Every line below that holds the string "content" must be copied.

[RECORDS FOR THE EXERCISE]
[Start of section]

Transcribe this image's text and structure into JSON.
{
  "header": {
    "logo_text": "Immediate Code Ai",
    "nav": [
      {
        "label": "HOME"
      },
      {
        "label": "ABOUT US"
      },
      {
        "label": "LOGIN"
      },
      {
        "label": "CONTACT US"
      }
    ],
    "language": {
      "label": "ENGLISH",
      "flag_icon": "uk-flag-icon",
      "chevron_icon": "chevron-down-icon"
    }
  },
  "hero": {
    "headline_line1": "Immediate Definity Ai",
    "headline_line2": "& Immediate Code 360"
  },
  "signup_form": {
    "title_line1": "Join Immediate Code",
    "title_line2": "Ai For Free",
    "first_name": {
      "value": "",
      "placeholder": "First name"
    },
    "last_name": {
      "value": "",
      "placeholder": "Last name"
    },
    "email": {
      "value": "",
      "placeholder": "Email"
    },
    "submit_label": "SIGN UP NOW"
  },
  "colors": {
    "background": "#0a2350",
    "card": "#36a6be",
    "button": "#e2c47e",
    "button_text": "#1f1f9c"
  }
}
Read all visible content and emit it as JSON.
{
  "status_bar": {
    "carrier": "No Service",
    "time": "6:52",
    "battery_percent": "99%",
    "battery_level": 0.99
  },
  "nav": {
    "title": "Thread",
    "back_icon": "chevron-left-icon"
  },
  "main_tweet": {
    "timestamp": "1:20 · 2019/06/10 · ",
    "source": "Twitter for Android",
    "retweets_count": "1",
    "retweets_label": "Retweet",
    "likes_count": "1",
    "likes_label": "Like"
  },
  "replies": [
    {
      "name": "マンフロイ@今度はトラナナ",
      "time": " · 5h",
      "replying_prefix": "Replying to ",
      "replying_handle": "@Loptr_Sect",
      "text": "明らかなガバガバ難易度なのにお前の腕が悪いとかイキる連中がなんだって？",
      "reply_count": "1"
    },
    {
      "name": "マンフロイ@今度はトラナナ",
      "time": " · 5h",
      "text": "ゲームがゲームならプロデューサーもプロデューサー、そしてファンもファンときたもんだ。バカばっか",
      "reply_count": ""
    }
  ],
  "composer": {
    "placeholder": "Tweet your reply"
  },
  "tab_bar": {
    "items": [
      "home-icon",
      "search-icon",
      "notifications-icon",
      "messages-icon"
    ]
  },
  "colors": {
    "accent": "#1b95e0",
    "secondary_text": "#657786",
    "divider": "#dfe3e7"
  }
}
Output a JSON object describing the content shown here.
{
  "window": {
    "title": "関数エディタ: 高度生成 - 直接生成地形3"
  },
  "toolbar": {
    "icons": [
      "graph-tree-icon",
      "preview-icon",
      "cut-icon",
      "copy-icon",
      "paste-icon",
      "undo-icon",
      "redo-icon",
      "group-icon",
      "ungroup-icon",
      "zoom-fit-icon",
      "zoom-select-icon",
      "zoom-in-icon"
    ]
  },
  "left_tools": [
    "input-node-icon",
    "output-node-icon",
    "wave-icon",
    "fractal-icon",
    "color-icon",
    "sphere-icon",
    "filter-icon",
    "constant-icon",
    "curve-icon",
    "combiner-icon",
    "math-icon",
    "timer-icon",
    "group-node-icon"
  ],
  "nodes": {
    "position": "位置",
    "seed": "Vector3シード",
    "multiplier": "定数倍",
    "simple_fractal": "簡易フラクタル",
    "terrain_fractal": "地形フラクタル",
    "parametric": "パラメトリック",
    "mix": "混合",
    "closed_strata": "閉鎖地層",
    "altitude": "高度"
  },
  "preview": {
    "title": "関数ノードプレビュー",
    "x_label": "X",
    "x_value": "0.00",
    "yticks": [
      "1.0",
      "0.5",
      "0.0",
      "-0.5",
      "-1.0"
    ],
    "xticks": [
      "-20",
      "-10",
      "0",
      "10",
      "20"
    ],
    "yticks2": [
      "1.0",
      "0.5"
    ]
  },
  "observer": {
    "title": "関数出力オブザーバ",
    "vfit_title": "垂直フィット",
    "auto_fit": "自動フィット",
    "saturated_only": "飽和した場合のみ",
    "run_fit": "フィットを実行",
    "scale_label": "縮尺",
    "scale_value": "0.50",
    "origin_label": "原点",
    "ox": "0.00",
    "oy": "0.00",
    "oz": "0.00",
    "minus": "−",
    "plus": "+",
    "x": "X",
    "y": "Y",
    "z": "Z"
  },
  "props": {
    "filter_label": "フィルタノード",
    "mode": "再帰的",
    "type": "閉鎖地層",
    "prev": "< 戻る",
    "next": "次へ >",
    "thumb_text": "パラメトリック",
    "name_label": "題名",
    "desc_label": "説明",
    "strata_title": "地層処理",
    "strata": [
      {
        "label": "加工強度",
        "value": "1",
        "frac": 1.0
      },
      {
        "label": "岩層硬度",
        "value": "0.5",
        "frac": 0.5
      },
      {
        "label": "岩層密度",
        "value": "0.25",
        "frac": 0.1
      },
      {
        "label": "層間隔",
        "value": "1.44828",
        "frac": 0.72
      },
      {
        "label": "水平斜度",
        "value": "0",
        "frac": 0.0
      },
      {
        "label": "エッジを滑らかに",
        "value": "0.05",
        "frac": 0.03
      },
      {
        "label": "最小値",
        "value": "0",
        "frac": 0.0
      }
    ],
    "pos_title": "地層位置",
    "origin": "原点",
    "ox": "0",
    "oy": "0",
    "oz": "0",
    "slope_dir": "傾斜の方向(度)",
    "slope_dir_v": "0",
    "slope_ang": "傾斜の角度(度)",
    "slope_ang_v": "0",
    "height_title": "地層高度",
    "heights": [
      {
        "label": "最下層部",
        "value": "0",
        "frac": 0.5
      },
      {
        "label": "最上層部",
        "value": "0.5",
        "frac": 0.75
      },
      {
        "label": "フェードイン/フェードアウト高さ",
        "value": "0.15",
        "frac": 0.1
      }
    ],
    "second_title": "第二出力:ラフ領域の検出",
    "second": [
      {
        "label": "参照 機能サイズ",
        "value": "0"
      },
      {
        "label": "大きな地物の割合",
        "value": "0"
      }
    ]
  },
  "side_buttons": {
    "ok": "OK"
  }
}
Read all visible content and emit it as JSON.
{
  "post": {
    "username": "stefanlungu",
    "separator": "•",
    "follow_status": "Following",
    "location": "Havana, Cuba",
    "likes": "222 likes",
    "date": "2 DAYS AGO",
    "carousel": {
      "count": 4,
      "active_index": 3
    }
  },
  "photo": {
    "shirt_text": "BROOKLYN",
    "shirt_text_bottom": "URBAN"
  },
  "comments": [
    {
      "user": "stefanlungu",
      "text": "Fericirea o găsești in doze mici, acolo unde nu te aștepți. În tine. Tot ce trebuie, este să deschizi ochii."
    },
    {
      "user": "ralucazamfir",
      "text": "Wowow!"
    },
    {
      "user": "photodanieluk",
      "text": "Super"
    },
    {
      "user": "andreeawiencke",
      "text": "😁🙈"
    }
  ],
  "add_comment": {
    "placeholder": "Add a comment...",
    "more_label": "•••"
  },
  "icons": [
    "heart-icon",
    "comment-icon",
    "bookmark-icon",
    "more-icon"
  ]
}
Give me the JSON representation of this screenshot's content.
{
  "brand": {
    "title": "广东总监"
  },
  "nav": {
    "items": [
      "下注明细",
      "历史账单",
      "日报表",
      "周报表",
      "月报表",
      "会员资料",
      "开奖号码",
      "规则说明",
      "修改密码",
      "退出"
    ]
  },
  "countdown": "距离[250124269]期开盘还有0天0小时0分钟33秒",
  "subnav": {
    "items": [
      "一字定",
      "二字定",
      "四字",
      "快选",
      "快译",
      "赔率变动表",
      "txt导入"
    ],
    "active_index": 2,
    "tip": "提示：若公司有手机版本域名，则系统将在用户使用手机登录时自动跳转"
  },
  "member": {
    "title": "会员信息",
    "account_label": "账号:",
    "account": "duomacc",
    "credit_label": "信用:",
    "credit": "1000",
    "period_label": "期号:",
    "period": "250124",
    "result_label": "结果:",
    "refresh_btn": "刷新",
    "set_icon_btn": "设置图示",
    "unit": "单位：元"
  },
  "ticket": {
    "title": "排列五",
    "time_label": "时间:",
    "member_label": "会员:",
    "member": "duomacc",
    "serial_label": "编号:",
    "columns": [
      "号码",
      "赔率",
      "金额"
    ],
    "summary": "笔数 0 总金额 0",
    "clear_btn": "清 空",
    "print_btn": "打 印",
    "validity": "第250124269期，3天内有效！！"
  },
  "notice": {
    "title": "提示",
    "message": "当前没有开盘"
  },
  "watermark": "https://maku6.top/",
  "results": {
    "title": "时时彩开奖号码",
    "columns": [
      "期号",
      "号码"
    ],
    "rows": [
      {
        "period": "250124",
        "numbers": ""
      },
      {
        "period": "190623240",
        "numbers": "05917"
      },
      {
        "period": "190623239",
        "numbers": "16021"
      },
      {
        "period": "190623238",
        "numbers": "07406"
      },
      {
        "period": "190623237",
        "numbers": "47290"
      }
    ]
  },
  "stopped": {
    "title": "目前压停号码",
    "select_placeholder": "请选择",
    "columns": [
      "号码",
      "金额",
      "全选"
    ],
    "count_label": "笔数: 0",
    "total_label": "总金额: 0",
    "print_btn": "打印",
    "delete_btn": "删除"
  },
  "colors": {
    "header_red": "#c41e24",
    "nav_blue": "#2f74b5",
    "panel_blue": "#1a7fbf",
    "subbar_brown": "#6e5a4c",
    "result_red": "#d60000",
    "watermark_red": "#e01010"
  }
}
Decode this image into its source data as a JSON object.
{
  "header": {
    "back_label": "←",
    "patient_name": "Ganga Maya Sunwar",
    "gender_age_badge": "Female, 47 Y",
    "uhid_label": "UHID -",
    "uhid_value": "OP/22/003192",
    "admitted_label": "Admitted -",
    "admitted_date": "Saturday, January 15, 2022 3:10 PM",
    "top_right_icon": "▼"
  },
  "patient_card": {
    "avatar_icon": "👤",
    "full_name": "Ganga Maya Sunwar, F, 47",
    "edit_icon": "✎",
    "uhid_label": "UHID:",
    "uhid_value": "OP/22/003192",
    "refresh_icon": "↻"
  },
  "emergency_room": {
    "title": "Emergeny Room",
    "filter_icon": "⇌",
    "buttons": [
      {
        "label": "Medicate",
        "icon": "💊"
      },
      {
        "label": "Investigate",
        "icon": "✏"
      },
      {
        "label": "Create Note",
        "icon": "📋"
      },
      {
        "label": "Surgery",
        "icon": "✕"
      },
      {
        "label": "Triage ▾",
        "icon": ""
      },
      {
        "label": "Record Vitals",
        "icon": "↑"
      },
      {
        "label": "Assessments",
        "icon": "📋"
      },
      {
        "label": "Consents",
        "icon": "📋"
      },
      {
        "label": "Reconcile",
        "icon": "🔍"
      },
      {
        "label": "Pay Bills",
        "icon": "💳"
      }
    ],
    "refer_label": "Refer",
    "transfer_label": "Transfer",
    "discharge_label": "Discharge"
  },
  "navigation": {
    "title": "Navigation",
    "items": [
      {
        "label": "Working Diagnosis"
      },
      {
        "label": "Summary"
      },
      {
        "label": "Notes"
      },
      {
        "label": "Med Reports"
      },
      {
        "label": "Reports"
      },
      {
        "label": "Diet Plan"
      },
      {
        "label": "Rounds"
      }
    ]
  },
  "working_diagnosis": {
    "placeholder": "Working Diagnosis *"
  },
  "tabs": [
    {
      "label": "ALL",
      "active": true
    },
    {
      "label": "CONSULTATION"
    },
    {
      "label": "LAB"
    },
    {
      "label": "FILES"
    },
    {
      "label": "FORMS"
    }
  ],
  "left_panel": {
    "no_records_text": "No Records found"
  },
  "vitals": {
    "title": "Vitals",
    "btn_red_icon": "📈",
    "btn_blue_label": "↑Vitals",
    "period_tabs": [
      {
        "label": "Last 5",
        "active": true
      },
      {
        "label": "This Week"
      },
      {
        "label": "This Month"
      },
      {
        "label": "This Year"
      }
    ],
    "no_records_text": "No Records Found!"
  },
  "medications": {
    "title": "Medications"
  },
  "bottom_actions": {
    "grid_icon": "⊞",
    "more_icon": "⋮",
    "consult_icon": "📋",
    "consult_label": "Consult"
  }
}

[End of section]

[ANSWER FOR THE TASK]
Read all visible content and emit it as JSON.
Output a JSON object describing the content shown here.
Read all visible content and emit it as JSON.
Give me the JSON representation of this screenshot's content.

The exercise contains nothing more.